MUMBAI (India) -- A dozen years ago, many believed that India's Tata Group -- the country's oldest and largest conglomerate -- was a bloated behemoth that would eventually go under.
Instead, it has become a powerhouse in the 21st century, focusing on core businesses like steel and automobiles and seizing opportunities, including the hugely profitable outsourcing business, that came with India's dramatic economic transformation.
A slew of recent acquisitions, including for Britain's Tetley Tea and Boston's Ritz Carlton Hotel, have thrust the Tata conglomerate -- which comprises 98 companies and was largely unknown outside India until recently -- into the global spotlight.
A year ago, Tata Steel Ltd. became the world's sixth-biggest steelmaker when it bought Britain-based Corus Group for $13 billion. Then in January, Tata Motors Ltd.

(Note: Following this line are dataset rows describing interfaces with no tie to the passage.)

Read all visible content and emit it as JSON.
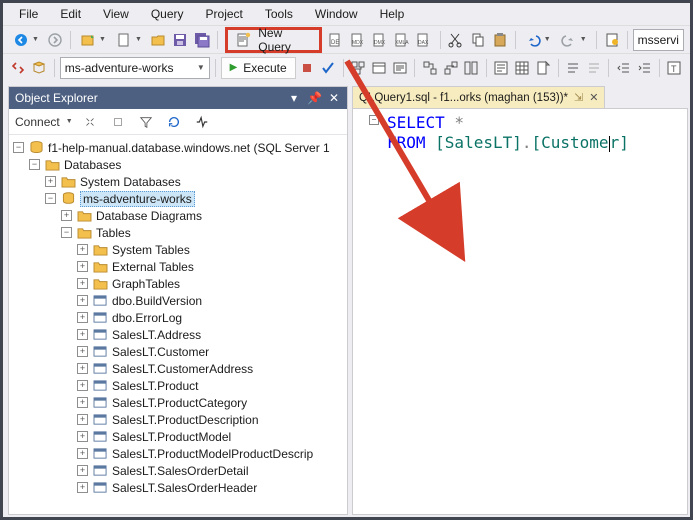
{
  "menu": {
    "items": [
      "File",
      "Edit",
      "View",
      "Query",
      "Project",
      "Tools",
      "Window",
      "Help"
    ]
  },
  "toolbar1": {
    "new_query_label": "New Query",
    "right_combo_value": "msservi"
  },
  "toolbar2": {
    "db_combo_value": "ms-adventure-works",
    "execute_label": "Execute"
  },
  "object_explorer": {
    "title": "Object Explorer",
    "connect_label": "Connect",
    "tree": {
      "server": "f1-help-manual.database.windows.net (SQL Server 1",
      "databases": "Databases",
      "sys_db": "System Databases",
      "user_db": "ms-adventure-works",
      "diagrams": "Database Diagrams",
      "tables": "Tables",
      "systables": "System Tables",
      "exttables": "External Tables",
      "graphtables": "GraphTables",
      "t0": "dbo.BuildVersion",
      "t1": "dbo.ErrorLog",
      "t2": "SalesLT.Address",
      "t3": "SalesLT.Customer",
      "t4": "SalesLT.CustomerAddress",
      "t5": "SalesLT.Product",
      "t6": "SalesLT.ProductCategory",
      "t7": "SalesLT.ProductDescription",
      "t8": "SalesLT.ProductModel",
      "t9": "SalesLT.ProductModelProductDescrip",
      "t10": "SalesLT.SalesOrderDetail",
      "t11": "SalesLT.SalesOrderHeader"
    }
  },
  "editor": {
    "tab_label": "QLQuery1.sql - f1...orks (maghan (153))*",
    "code": {
      "kw_select": "SELECT",
      "star": " *",
      "kw_from": "FROM",
      "obj1": " [SalesLT]",
      "dot": ".",
      "obj2a": "[Custome",
      "obj2b": "r]"
    }
  }
}
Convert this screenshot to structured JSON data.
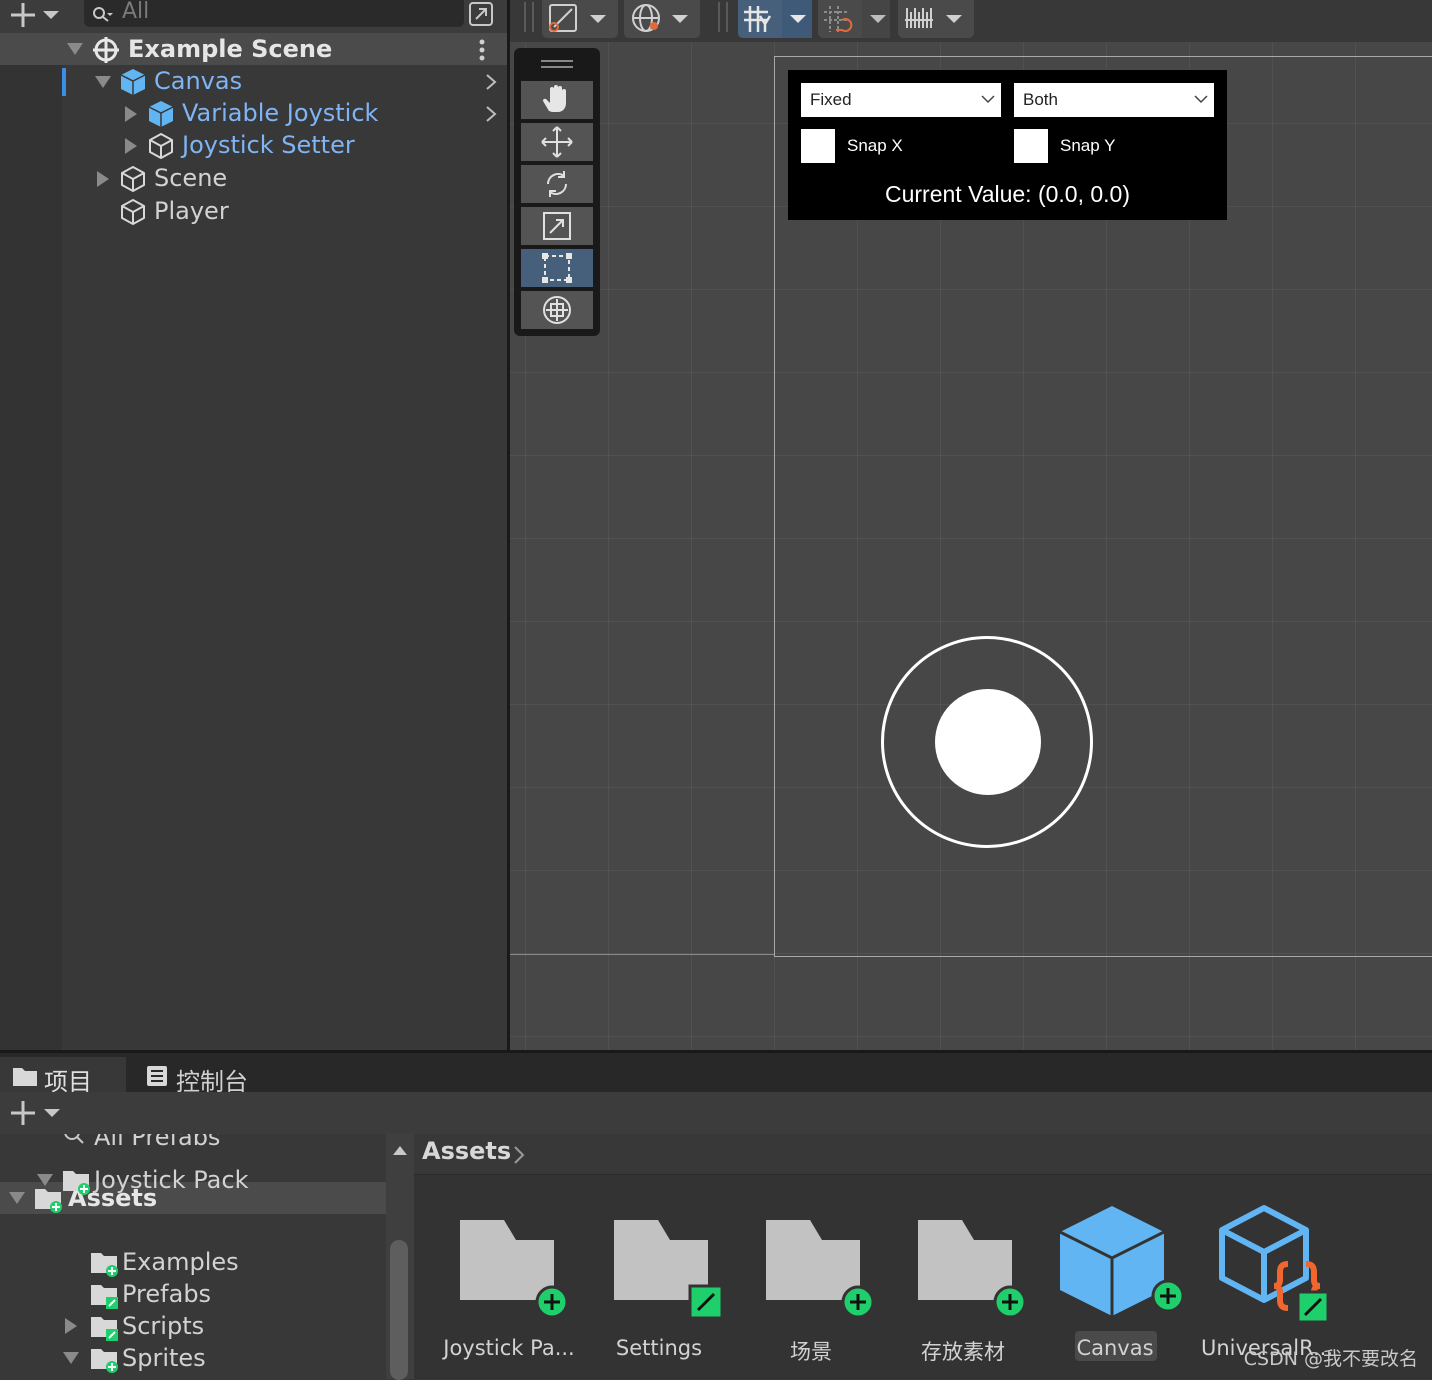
{
  "hierarchy": {
    "search_placeholder": "All",
    "scene_name": "Example Scene",
    "items": [
      {
        "label": "Canvas",
        "selected_color": "blue"
      },
      {
        "label": "Variable Joystick"
      },
      {
        "label": "Joystick Setter"
      },
      {
        "label": "Scene"
      },
      {
        "label": "Player"
      }
    ]
  },
  "scene_ui": {
    "dropdown_left": "Fixed",
    "dropdown_right": "Both",
    "snap_x": "Snap X",
    "snap_y": "Snap Y",
    "current_value": "Current Value: (0.0, 0.0)"
  },
  "bottom": {
    "tabs": [
      "项目",
      "控制台"
    ],
    "search_label": "All Prefabs",
    "folder_tree": [
      {
        "label": "Assets"
      },
      {
        "label": "Joystick Pack"
      },
      {
        "label": "Examples"
      },
      {
        "label": "Prefabs"
      },
      {
        "label": "Scripts"
      },
      {
        "label": "Sprites"
      }
    ],
    "breadcrumb": "Assets",
    "files": [
      {
        "label": "Joystick Pa..."
      },
      {
        "label": "Settings"
      },
      {
        "label": "场景"
      },
      {
        "label": "存放素材"
      },
      {
        "label": "Canvas"
      },
      {
        "label": "UniversalR..."
      }
    ]
  },
  "watermark": "CSDN @我不要改名",
  "colors": {
    "accent_blue": "#7fb4f5",
    "active_tool": "#46607c",
    "badge_green": "#1fcf6b",
    "prefab_blue": "#61b5f2"
  }
}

grabbed the world's attention when it unveiled the planet's cheapest car: a $2,500 four-seater that could change the global auto industry.
Surprising naysayers, the company has also been named the preferred bidder for Ford Motor's Jaguar and Land Rover businesses.
"We have been thinking bigger than we have done in the past," said Chairman Ratan N. Tata, 70, in a rare interview at Bombay House, the group's headquarters since 1926. "We have been bolder ... and we have been more aggressive in the marketplace."
In five years through March 2007, annual group sales more than doubled to $29 billion, while market capitalization of its 27 listed companies increased six-fold, to $78 billion. The numbers do not include Corus, whose sales totaled $19 billion in 2006.
While recent rapid earnings growth at Tata Steel and Tata Motors has slowed, net profit at Tata Consultancy, India's biggest outsourcing company, continues to rise, climbing 21 percent in the October-December quarter.
The globalization strategy will only get bigger, said the barrel-chested Tata.
"We are at an early stage," he said. "We are still feeling our way."
The resurgence of the 140-year-old Tata brand is as much a story of the country's economic rise as it is about the success of the chairman, whose ascent to the top job in 1991 coincided with the beginning of India's shift from a socialist-style state to a market economy.
For decades after India's independence from Britain in 1947, the government fixed prices, imposed curbs on foreign goods and capital, brought draconian tax laws and set limits to what a company could produce. The restrictive regime stifled growth and bred corruption.
The Tata Group was hit harder than others because it strove to create a business culture that emphasized transparency and integrity. Tata executives are known for refusing to pay bribes, a widespread Indian practice, and their lifestyles are mostly modest.
Ratan Tata, a bachelor, lives in a beachfront Mumbai apartment and is driven to work in an inexpensive Tata sedan.
When Ratan took over the company from his gregarious uncle, J.R.D. Tata, India's economy was starting to open up, but the Tata group was almost falling apart. Sales were sluggish and government controls had limited new investments.
Unlike his uncle, Ratan took charge from the start. It took him years to clean up the mess from the power struggles, pushing out a generation of executives and jettisoning peripheral businesses.
At Tata Steel, tens of thousands of jobs were cut. Tata Motors built the first fully Indian-designed car, the Indica -- a roomy hatchback rolled out in 1998.
Just as the group's fortunes were reviving, the Indian economy hit a slump. That's when it became compelling for Tata to look overseas.
What followed was a massive push to acquire businesses abroad. Nearly 30 overseas buyouts have since helped the group's international revenues grow fourfold to $11 billion and contributed more than a third to its total sales last year.